Spaced education suggests that when information is presented and then repeated in small intervals (spacing effect) versus a bolus of information, knowledge, skills, and behaviors are more easily retained and available for use. Building off Pernar and colleagues who sought to utilize spaced education with surgical interns to improve teaching skills with medical students by emailing weekly statements for a year regarding effective teaching strategies, our Tuesday's Teaching Tips (TTT) program had several differences. First, our program targeted faculty teaching residents or fellows and was developed as a 14-week encapsulated course and approved for continuing medical education (CME) credit. Further, we (1) focused our teaching topic on evaluation and feedback only and relevant for faculty of all specialties; (2) developed a foundational 14-minute micro-lecture recorded on a green screen; (3) revamped and developed emailed spaced education statements using visuospatial triggers to assist with encoding and connection back to the micro-lecture; (4) required faculty to “accept” the email for attendance tracking; and (5) asked faculty to complete a course evaluation and a reflective statement regarding perceived benefits they experienced as part of the program. Faculty were required to complete the micro-lecture, attest to practicing 80% of the course (weekly statements) with trainees, and submit their course evaluation and reflective statement for full CME credit (partial CME credit could also be awarded). Evaluation and feedback statements were adapted from Pernar et al and the literature by one physician expert in clinical teaching and reviewed by a doctoral educator who also designed the visuospatial cues.
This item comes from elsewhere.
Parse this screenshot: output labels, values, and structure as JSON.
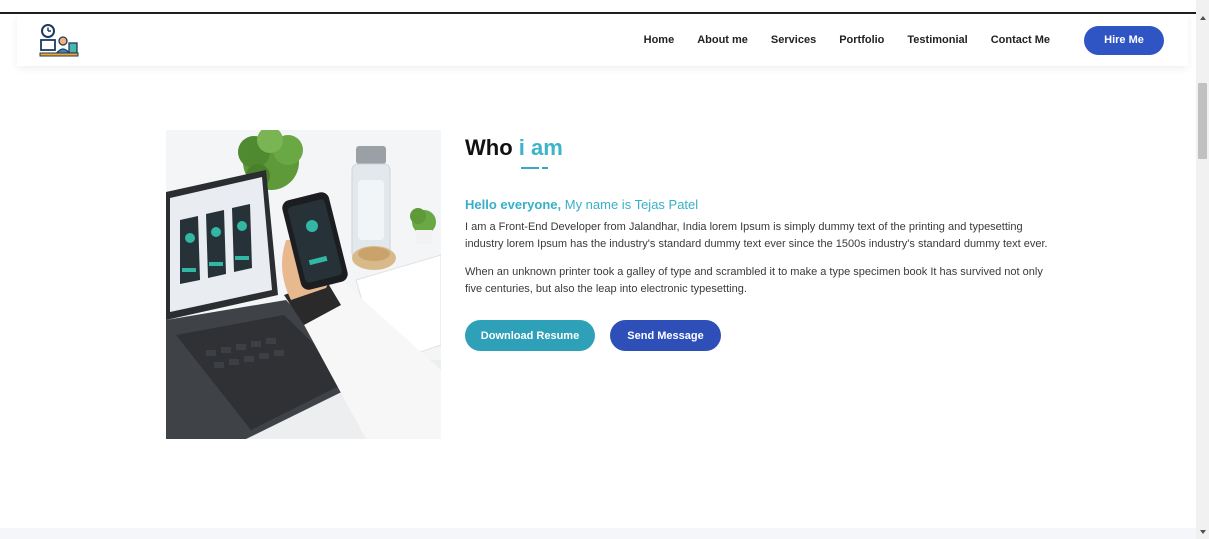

Emails were sent out each Tuesday morning via an automated list serve of participants between February and May 2020, amid the COVID-19 shutdown (Figure).
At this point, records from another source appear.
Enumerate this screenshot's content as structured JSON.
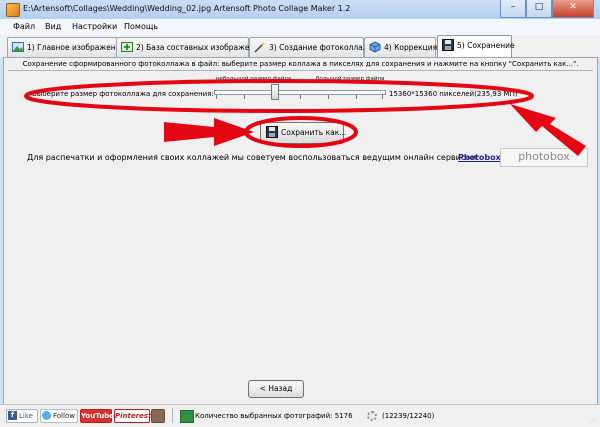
{
  "window": {
    "title": "E:\\Artensoft\\Collages\\Wedding\\Wedding_02.jpg Artensoft Photo Collage Maker 1.2",
    "controls": [
      "–",
      "□",
      "✕"
    ]
  },
  "menu": [
    "Файл",
    "Вид",
    "Настройки",
    "Помощь"
  ],
  "tabs": [
    {
      "label": "1) Главное изображение",
      "icon": "image-icon"
    },
    {
      "label": "2) База составных изображений",
      "icon": "image-plus-icon"
    },
    {
      "label": "3) Создание фотоколлажа",
      "icon": "magic-wand-icon"
    },
    {
      "label": "4) Коррекция",
      "icon": "cube-icon"
    },
    {
      "label": "5) Сохранение",
      "icon": "disk-icon",
      "active": true
    }
  ],
  "save_page": {
    "instruction": "Сохранение сформированного фотоколлажа в файл: выберите размер коллажа в пикселях для сохранения и нажмите на кнопку \"Сохранить как...\".",
    "size_label": "Выберите размер фотоколлажа для сохранения:",
    "hint_small": "небольшой размер файла",
    "hint_large": "большой размер файла",
    "size_value": "15360*15360 пикселей(235,93 МП)",
    "slider_position": 0.35,
    "save_button": "Сохранить как...",
    "promo_text": "Для распечатки и оформления своих коллажей мы советуем воспользоваться ведущим онлайн сервисом:",
    "promo_link": "Photobox",
    "logo_text": "photobox",
    "back_button": "< Назад"
  },
  "status": {
    "facebook": "Like",
    "twitter": "Follow",
    "youtube": "YouTube",
    "pinterest": "Pinterest",
    "photos_count": "Количество выбранных фотографий: 5176",
    "progress": "(12239/12240)"
  },
  "colors": {
    "annotation_red": "#e30613",
    "link_blue": "#1f1f9f",
    "title_bar": "#b4d0ef"
  }
}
A total of 84 faculty across 15 specialties signed up for the course; 64 completed the first week of watching the micro-lecture, and 31 completed the entire course. Course evaluations revealed that 98% of faculty rated the program as good to excellent, 98% felt the information gained would enhance patient care or medical education, 97% had moderate (22%) to high confidence (75%) in implementing changes in their teaching, nearly a third thought COVID-19 affected their ability to fully participate in the course, and 100% reported wanting more TTT courses. The majority of narrative comments were very positive, and included “was wonderful,” “great format,” “prompted me each week to think specifically about giving feedback…I was able to implement frequent ‘nuggets' of feedback…,” “…taught great techniques,” “great idea and a wonderful tool in the midst of COVID,” “…one particular skill was the focus each week. . . gave me time to practice that skill and incorporate the next.”
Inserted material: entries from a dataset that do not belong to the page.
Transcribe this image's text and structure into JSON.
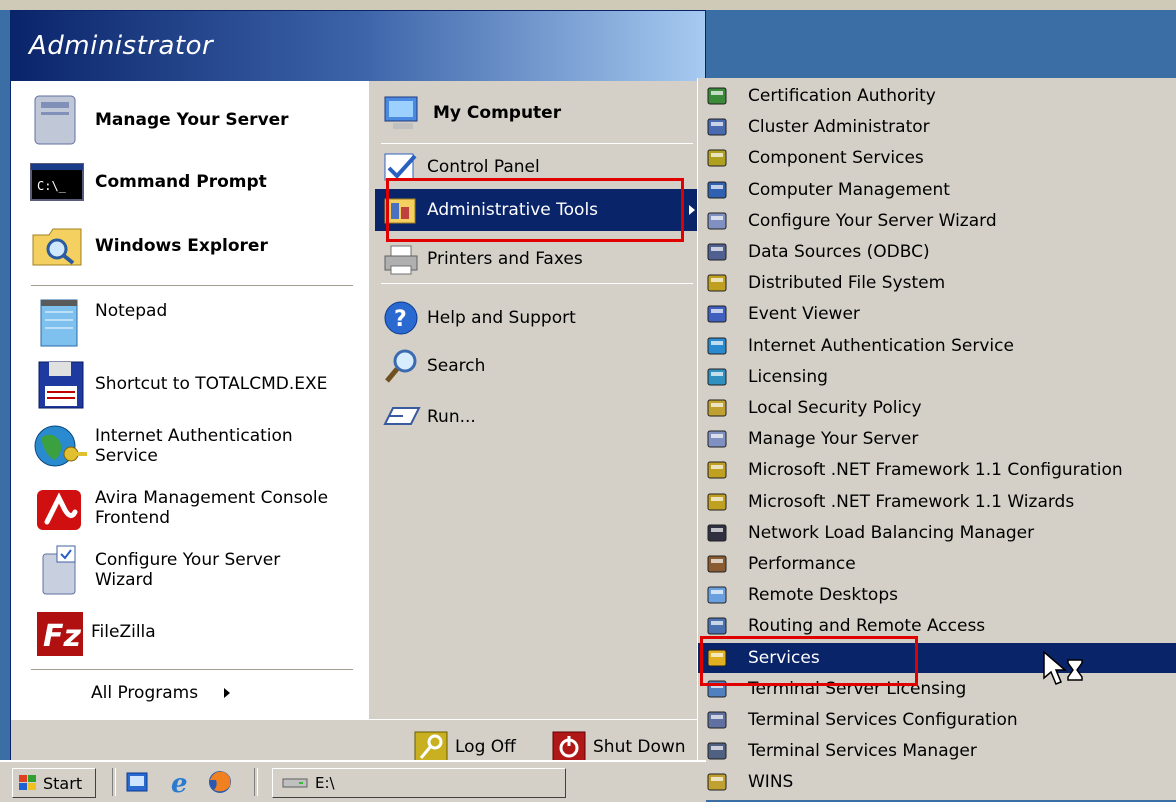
{
  "user": {
    "name": "Administrator"
  },
  "left_pinned": [
    {
      "label": "Manage Your Server",
      "icon": "server-icon"
    },
    {
      "label": "Command Prompt",
      "icon": "command-prompt-icon"
    },
    {
      "label": "Windows Explorer",
      "icon": "folder-search-icon"
    }
  ],
  "left_recent": [
    {
      "label": "Notepad",
      "icon": "notepad-icon"
    },
    {
      "label": "Shortcut to TOTALCMD.EXE",
      "icon": "floppy-icon"
    },
    {
      "label": "Internet Authentication Service",
      "icon": "globe-key-icon"
    },
    {
      "label": "Avira Management Console Frontend",
      "icon": "avira-icon"
    },
    {
      "label": "Configure Your Server Wizard",
      "icon": "server-wizard-icon"
    },
    {
      "label": "FileZilla",
      "icon": "filezilla-icon"
    }
  ],
  "all_programs": "All Programs",
  "right_items": {
    "my_computer": "My Computer",
    "control_panel": "Control Panel",
    "admin_tools": "Administrative Tools",
    "printers": "Printers and Faxes",
    "help": "Help and Support",
    "search": "Search",
    "run": "Run..."
  },
  "bottom": {
    "logoff": "Log Off",
    "shutdown": "Shut Down"
  },
  "admin_tools_submenu": [
    "Certification Authority",
    "Cluster Administrator",
    "Component Services",
    "Computer Management",
    "Configure Your Server Wizard",
    "Data Sources (ODBC)",
    "Distributed File System",
    "Event Viewer",
    "Internet Authentication Service",
    "Licensing",
    "Local Security Policy",
    "Manage Your Server",
    "Microsoft .NET Framework 1.1 Configuration",
    "Microsoft .NET Framework 1.1 Wizards",
    "Network Load Balancing Manager",
    "Performance",
    "Remote Desktops",
    "Routing and Remote Access",
    "Services",
    "Terminal Server Licensing",
    "Terminal Services Configuration",
    "Terminal Services Manager",
    "WINS"
  ],
  "highlighted_submenu_item": "Services",
  "taskbar": {
    "start": "Start",
    "window_title": "E:\\"
  },
  "colors": {
    "highlight": "#0a246a",
    "annotation": "#e00000",
    "menu_face": "#d4d0c8"
  }
}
Faculty were very receptive to this teaching strategy as it was designed to be easily accessible, eliminated the need to “go to a training,” was time efficient, and used simple strategies to practice. Currently, investigators are qualitatively evaluating comments from faculty and future direction should include behavioral effect on faculty skills and impact on learners. Tuesday's Teaching Tips has broad applicability across all specialties and institutions.

Using spaced education to teach interns about teaching skills
Am J Surg